[Records provided — start]

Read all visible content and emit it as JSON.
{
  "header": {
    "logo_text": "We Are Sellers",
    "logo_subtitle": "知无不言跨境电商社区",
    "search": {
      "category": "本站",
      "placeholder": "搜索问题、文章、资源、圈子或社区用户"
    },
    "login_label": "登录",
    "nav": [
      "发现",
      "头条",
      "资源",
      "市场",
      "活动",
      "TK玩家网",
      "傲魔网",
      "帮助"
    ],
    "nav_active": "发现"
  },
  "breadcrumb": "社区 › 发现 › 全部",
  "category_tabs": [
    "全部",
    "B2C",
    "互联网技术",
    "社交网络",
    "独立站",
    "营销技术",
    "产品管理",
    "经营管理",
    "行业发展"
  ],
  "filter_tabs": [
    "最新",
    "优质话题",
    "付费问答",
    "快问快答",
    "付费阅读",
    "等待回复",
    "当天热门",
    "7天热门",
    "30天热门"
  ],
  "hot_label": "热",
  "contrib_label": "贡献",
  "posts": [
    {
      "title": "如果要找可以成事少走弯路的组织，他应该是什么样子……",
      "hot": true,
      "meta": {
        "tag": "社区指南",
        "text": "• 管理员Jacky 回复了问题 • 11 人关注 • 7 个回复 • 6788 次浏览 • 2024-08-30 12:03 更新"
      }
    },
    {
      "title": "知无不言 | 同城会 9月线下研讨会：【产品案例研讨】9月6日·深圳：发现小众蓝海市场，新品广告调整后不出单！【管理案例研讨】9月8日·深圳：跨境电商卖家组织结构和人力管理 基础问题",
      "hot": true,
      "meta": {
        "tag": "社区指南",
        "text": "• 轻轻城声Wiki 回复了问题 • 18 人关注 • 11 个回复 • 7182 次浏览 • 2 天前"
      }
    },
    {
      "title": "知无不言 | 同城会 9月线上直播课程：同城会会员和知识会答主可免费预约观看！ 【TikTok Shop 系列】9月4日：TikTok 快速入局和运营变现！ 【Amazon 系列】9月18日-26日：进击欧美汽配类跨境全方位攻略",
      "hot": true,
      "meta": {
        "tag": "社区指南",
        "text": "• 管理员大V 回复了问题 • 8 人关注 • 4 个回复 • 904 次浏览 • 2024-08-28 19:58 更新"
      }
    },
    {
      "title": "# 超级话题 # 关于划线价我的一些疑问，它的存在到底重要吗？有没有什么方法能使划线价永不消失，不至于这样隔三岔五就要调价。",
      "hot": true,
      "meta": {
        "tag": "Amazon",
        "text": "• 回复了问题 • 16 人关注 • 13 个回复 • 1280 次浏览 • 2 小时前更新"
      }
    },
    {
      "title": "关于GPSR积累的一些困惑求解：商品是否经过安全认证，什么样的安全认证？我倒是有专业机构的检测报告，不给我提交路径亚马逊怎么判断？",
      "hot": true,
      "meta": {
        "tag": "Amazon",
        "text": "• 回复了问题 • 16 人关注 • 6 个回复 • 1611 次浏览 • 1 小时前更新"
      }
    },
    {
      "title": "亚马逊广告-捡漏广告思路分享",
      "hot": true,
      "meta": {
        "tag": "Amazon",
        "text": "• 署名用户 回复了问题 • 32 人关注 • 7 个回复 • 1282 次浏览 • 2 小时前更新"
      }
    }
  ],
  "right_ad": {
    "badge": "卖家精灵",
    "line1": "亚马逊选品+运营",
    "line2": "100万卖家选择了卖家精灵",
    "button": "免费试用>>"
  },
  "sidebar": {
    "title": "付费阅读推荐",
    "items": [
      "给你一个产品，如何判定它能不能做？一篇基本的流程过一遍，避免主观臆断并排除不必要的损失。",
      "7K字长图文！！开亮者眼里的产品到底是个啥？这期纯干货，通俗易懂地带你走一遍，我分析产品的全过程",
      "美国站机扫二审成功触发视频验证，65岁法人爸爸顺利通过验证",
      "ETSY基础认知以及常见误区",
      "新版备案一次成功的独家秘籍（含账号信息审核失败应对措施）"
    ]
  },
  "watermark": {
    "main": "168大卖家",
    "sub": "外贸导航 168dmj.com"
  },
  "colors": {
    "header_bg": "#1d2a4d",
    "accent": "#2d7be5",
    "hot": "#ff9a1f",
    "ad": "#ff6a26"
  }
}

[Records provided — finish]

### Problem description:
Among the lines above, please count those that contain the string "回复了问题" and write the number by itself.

### Solution to the problem:
6